◆ PROMPT ◆
Write out the records that follow with every word intact.

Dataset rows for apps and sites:
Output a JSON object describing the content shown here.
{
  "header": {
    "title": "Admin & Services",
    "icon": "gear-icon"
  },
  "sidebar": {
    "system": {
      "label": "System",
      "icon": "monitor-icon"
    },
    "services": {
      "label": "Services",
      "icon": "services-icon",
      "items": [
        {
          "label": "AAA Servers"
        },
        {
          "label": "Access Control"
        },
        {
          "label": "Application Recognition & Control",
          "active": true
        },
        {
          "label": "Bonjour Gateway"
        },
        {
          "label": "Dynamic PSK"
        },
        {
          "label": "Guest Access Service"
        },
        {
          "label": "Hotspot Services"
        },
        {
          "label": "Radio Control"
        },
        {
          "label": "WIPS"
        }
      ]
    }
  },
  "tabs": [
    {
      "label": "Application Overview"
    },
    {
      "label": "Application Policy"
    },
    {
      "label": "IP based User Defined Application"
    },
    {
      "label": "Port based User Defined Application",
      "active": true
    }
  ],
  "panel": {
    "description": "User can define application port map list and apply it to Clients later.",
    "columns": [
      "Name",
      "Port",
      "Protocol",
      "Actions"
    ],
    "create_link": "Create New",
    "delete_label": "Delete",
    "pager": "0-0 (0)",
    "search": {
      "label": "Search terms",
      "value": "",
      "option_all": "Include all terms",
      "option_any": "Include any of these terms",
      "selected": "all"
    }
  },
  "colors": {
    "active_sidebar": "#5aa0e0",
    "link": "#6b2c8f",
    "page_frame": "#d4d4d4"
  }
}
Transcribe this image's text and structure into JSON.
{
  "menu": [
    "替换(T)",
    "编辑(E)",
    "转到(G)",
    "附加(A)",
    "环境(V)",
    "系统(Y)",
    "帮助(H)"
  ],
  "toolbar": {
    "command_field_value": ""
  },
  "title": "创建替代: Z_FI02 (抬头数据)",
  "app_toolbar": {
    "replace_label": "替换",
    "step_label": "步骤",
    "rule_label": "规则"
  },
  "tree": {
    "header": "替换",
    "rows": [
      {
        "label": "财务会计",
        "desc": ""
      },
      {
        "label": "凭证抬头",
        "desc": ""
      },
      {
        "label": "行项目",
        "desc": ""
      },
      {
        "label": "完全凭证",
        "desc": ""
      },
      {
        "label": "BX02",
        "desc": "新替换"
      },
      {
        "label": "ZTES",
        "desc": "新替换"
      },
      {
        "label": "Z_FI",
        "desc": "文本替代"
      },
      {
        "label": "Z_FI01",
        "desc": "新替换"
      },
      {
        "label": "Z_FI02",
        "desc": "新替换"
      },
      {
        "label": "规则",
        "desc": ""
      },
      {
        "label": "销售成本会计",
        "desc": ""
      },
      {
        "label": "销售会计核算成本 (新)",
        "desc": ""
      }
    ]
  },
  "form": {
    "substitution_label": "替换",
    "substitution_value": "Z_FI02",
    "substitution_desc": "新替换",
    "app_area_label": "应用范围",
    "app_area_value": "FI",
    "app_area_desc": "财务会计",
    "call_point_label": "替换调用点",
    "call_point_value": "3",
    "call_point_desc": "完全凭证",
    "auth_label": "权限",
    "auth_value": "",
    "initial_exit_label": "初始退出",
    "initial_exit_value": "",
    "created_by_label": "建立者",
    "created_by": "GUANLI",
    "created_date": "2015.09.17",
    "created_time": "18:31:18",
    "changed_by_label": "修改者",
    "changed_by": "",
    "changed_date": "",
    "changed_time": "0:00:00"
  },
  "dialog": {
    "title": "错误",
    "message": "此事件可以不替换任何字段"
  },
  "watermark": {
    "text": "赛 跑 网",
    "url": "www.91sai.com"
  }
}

◆ EXERCISE RESPONSE ◆
Output a JSON object describing the content shown here.
{
  "header": {
    "title": "Admin & Services",
    "icon": "gear-icon"
  },
  "sidebar": {
    "system": {
      "label": "System",
      "icon": "monitor-icon"
    },
    "services": {
      "label": "Services",
      "icon": "services-icon",
      "items": [
        {
          "label": "AAA Servers"
        },
        {
          "label": "Access Control"
        },
        {
          "label": "Application Recognition & Control",
          "active": true
        },
        {
          "label": "Bonjour Gateway"
        },
        {
          "label": "Dynamic PSK"
        },
        {
          "label": "Guest Access Service"
        },
        {
          "label": "Hotspot Services"
        },
        {
          "label": "Radio Control"
        },
        {
          "label": "WIPS"
        }
      ]
    }
  },
  "tabs": [
    {
      "label": "Application Overview"
    },
    {
      "label": "Application Policy"
    },
    {
      "label": "IP based User Defined Application"
    },
    {
      "label": "Port based User Defined Application",
      "active": true
    }
  ],
  "panel": {
    "description": "User can define application port map list and apply it to Clients later.",
    "columns": [
      "Name",
      "Port",
      "Protocol",
      "Actions"
    ],
    "create_link": "Create New",
    "delete_label": "Delete",
    "pager": "0-0 (0)",
    "search": {
      "label": "Search terms",
      "value": "",
      "option_all": "Include all terms",
      "option_any": "Include any of these terms",
      "selected": "all"
    }
  },
  "colors": {
    "active_sidebar": "#5aa0e0",
    "link": "#6b2c8f",
    "page_frame": "#d4d4d4"
  }
}
Transcribe this image's text and structure into JSON.
{
  "menu": [
    "替换(T)",
    "编辑(E)",
    "转到(G)",
    "附加(A)",
    "环境(V)",
    "系统(Y)",
    "帮助(H)"
  ],
  "toolbar": {
    "command_field_value": ""
  },
  "title": "创建替代: Z_FI02 (抬头数据)",
  "app_toolbar": {
    "replace_label": "替换",
    "step_label": "步骤",
    "rule_label": "规则"
  },
  "tree": {
    "header": "替换",
    "rows": [
      {
        "label": "财务会计",
        "desc": ""
      },
      {
        "label": "凭证抬头",
        "desc": ""
      },
      {
        "label": "行项目",
        "desc": ""
      },
      {
        "label": "完全凭证",
        "desc": ""
      },
      {
        "label": "BX02",
        "desc": "新替换"
      },
      {
        "label": "ZTES",
        "desc": "新替换"
      },
      {
        "label": "Z_FI",
        "desc": "文本替代"
      },
      {
        "label": "Z_FI01",
        "desc": "新替换"
      },
      {
        "label": "Z_FI02",
        "desc": "新替换"
      },
      {
        "label": "规则",
        "desc": ""
      },
      {
        "label": "销售成本会计",
        "desc": ""
      },
      {
        "label": "销售会计核算成本 (新)",
        "desc": ""
      }
    ]
  },
  "form": {
    "substitution_label": "替换",
    "substitution_value": "Z_FI02",
    "substitution_desc": "新替换",
    "app_area_label": "应用范围",
    "app_area_value": "FI",
    "app_area_desc": "财务会计",
    "call_point_label": "替换调用点",
    "call_point_value": "3",
    "call_point_desc": "完全凭证",
    "auth_label": "权限",
    "auth_value": "",
    "initial_exit_label": "初始退出",
    "initial_exit_value": "",
    "created_by_label": "建立者",
    "created_by": "GUANLI",
    "created_date": "2015.09.17",
    "created_time": "18:31:18",
    "changed_by_label": "修改者",
    "changed_by": "",
    "changed_date": "",
    "changed_time": "0:00:00"
  },
  "dialog": {
    "title": "错误",
    "message": "此事件可以不替换任何字段"
  },
  "watermark": {
    "text": "赛 跑 网",
    "url": "www.91sai.com"
  }
}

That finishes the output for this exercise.